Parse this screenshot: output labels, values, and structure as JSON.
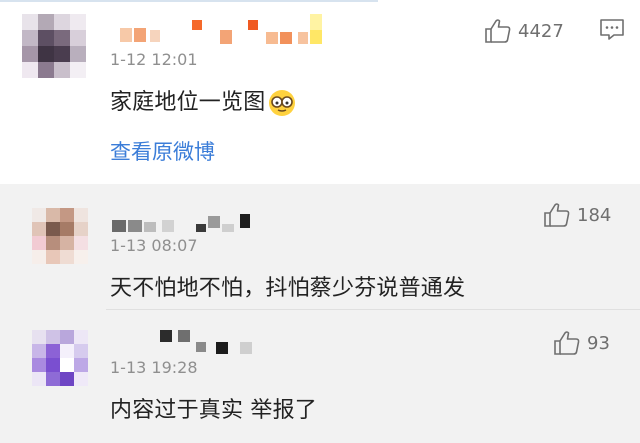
{
  "main_comment": {
    "time": "1-12 12:01",
    "text": "家庭地位一览图",
    "emoji": "glasses-face-emoji",
    "likes": "4427",
    "view_original": "查看原微博"
  },
  "replies": [
    {
      "time": "1-13 08:07",
      "text": "天不怕地不怕，抖怕蔡少芬说普通发",
      "likes": "184"
    },
    {
      "time": "1-13 19:28",
      "text": "内容过于真实  举报了",
      "likes": "93"
    }
  ],
  "icons": {
    "like": "thumbs-up-icon",
    "comment": "comment-icon"
  },
  "colors": {
    "link": "#3b7dd8",
    "reply_bg": "#f2f2f2",
    "meta_text": "#8f8f8f"
  }
}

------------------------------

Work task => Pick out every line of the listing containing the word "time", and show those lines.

Solution to the exercise =>
    "time": "1-12 12:01",
      "time": "1-13 08:07",
      "time": "1-13 19:28",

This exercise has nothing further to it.